Exercise brief
With the images set aside, retype every record below character for character.

Entries provided

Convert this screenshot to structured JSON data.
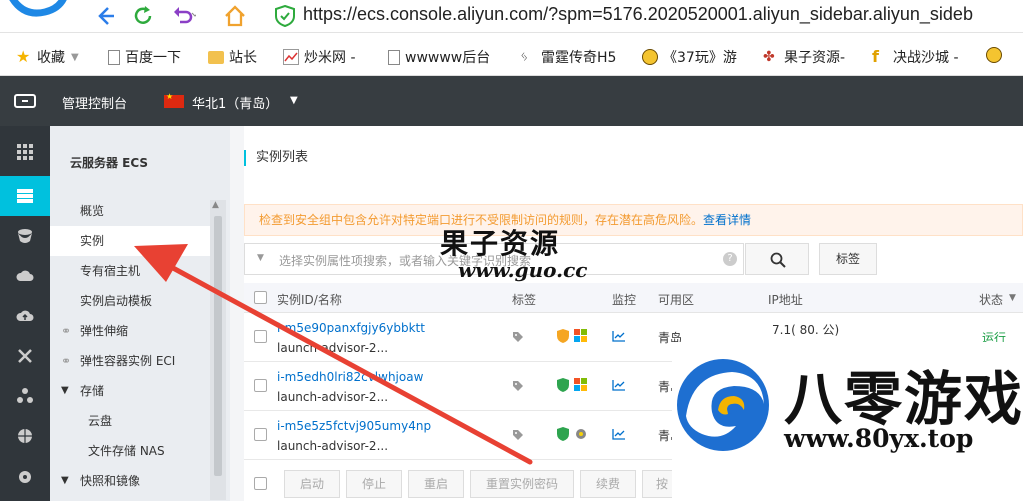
{
  "browser": {
    "url": "https://ecs.console.aliyun.com/?spm=5176.2020520001.aliyun_sidebar.aliyun_sideb",
    "bookmarks": [
      {
        "label": "收藏",
        "icon": "star-icon"
      },
      {
        "label": "百度一下",
        "icon": "page-icon"
      },
      {
        "label": "站长",
        "icon": "folder-icon"
      },
      {
        "label": "炒米网 -",
        "icon": "chart-icon"
      },
      {
        "label": "wwwww后台",
        "icon": "page-icon"
      },
      {
        "label": "雷霆传奇H5",
        "icon": "figure-icon"
      },
      {
        "label": "《37玩》游",
        "icon": "smiley-icon"
      },
      {
        "label": "果子资源-",
        "icon": "puzzle-icon"
      },
      {
        "label": "决战沙城 -",
        "icon": "f-icon"
      }
    ]
  },
  "topbar": {
    "title": "管理控制台",
    "region": "华北1（青岛）"
  },
  "sidebar": {
    "title": "云服务器 ECS",
    "items": [
      {
        "label": "概览"
      },
      {
        "label": "实例"
      },
      {
        "label": "专有宿主机"
      },
      {
        "label": "实例启动模板"
      },
      {
        "label": "弹性伸缩"
      },
      {
        "label": "弹性容器实例 ECI"
      },
      {
        "label": "存储"
      },
      {
        "label": "云盘"
      },
      {
        "label": "文件存储 NAS"
      },
      {
        "label": "快照和镜像"
      }
    ]
  },
  "main": {
    "breadcrumb": "实例列表",
    "warning": "检查到安全组中包含允许对特定端口进行不受限制访问的规则，存在潜在高危风险。",
    "warning_link": "查看详情",
    "search_placeholder": "选择实例属性项搜索，或者输入关键字识别搜索",
    "tag_button": "标签",
    "columns": [
      "实例ID/名称",
      "标签",
      "监控",
      "可用区",
      "IP地址",
      "状态"
    ],
    "rows": [
      {
        "id": "i-m5e90panxfgjy6ybbktt",
        "name": "launch-advisor-2...",
        "zone": "青岛",
        "ip": "7.1(   80.   公)",
        "status": "运行"
      },
      {
        "id": "i-m5edh0lri82cvlwhjoaw",
        "name": "launch-advisor-2...",
        "zone": "青岛",
        "ip": "",
        "status": ""
      },
      {
        "id": "i-m5e5z5fctvj905umy4np",
        "name": "launch-advisor-2...",
        "zone": "青岛",
        "ip": "",
        "status": ""
      }
    ],
    "footer_buttons": [
      "启动",
      "停止",
      "重启",
      "重置实例密码",
      "续费",
      "按"
    ]
  },
  "watermarks": {
    "wm1_title": "果子资源",
    "wm1_url": "www.guo.cc",
    "wm2_title": "八零游戏",
    "wm2_url": "www.80yx.top"
  },
  "colors": {
    "accent": "#00c1de",
    "topbar": "#373d41",
    "rail": "#30363b",
    "sidebar": "#eaedf1",
    "link": "#0070cc",
    "warning": "#f39b31",
    "annotation": "#e84133"
  }
}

Output for this exercise
Convert this screenshot to structured JSON data.
{
  "browser": {
    "url": "https://ecs.console.aliyun.com/?spm=5176.2020520001.aliyun_sidebar.aliyun_sideb",
    "bookmarks": [
      {
        "label": "收藏",
        "icon": "star-icon"
      },
      {
        "label": "百度一下",
        "icon": "page-icon"
      },
      {
        "label": "站长",
        "icon": "folder-icon"
      },
      {
        "label": "炒米网 -",
        "icon": "chart-icon"
      },
      {
        "label": "wwwww后台",
        "icon": "page-icon"
      },
      {
        "label": "雷霆传奇H5",
        "icon": "figure-icon"
      },
      {
        "label": "《37玩》游",
        "icon": "smiley-icon"
      },
      {
        "label": "果子资源-",
        "icon": "puzzle-icon"
      },
      {
        "label": "决战沙城 -",
        "icon": "f-icon"
      }
    ]
  },
  "topbar": {
    "title": "管理控制台",
    "region": "华北1（青岛）"
  },
  "sidebar": {
    "title": "云服务器 ECS",
    "items": [
      {
        "label": "概览"
      },
      {
        "label": "实例"
      },
      {
        "label": "专有宿主机"
      },
      {
        "label": "实例启动模板"
      },
      {
        "label": "弹性伸缩"
      },
      {
        "label": "弹性容器实例 ECI"
      },
      {
        "label": "存储"
      },
      {
        "label": "云盘"
      },
      {
        "label": "文件存储 NAS"
      },
      {
        "label": "快照和镜像"
      }
    ]
  },
  "main": {
    "breadcrumb": "实例列表",
    "warning": "检查到安全组中包含允许对特定端口进行不受限制访问的规则，存在潜在高危风险。",
    "warning_link": "查看详情",
    "search_placeholder": "选择实例属性项搜索，或者输入关键字识别搜索",
    "tag_button": "标签",
    "columns": [
      "实例ID/名称",
      "标签",
      "监控",
      "可用区",
      "IP地址",
      "状态"
    ],
    "rows": [
      {
        "id": "i-m5e90panxfgjy6ybbktt",
        "name": "launch-advisor-2...",
        "zone": "青岛",
        "ip": "7.1(   80.   公)",
        "status": "运行"
      },
      {
        "id": "i-m5edh0lri82cvlwhjoaw",
        "name": "launch-advisor-2...",
        "zone": "青岛",
        "ip": "",
        "status": ""
      },
      {
        "id": "i-m5e5z5fctvj905umy4np",
        "name": "launch-advisor-2...",
        "zone": "青岛",
        "ip": "",
        "status": ""
      }
    ],
    "footer_buttons": [
      "启动",
      "停止",
      "重启",
      "重置实例密码",
      "续费",
      "按"
    ]
  },
  "watermarks": {
    "wm1_title": "果子资源",
    "wm1_url": "www.guo.cc",
    "wm2_title": "八零游戏",
    "wm2_url": "www.80yx.top"
  },
  "colors": {
    "accent": "#00c1de",
    "topbar": "#373d41",
    "rail": "#30363b",
    "sidebar": "#eaedf1",
    "link": "#0070cc",
    "warning": "#f39b31",
    "annotation": "#e84133"
  }
}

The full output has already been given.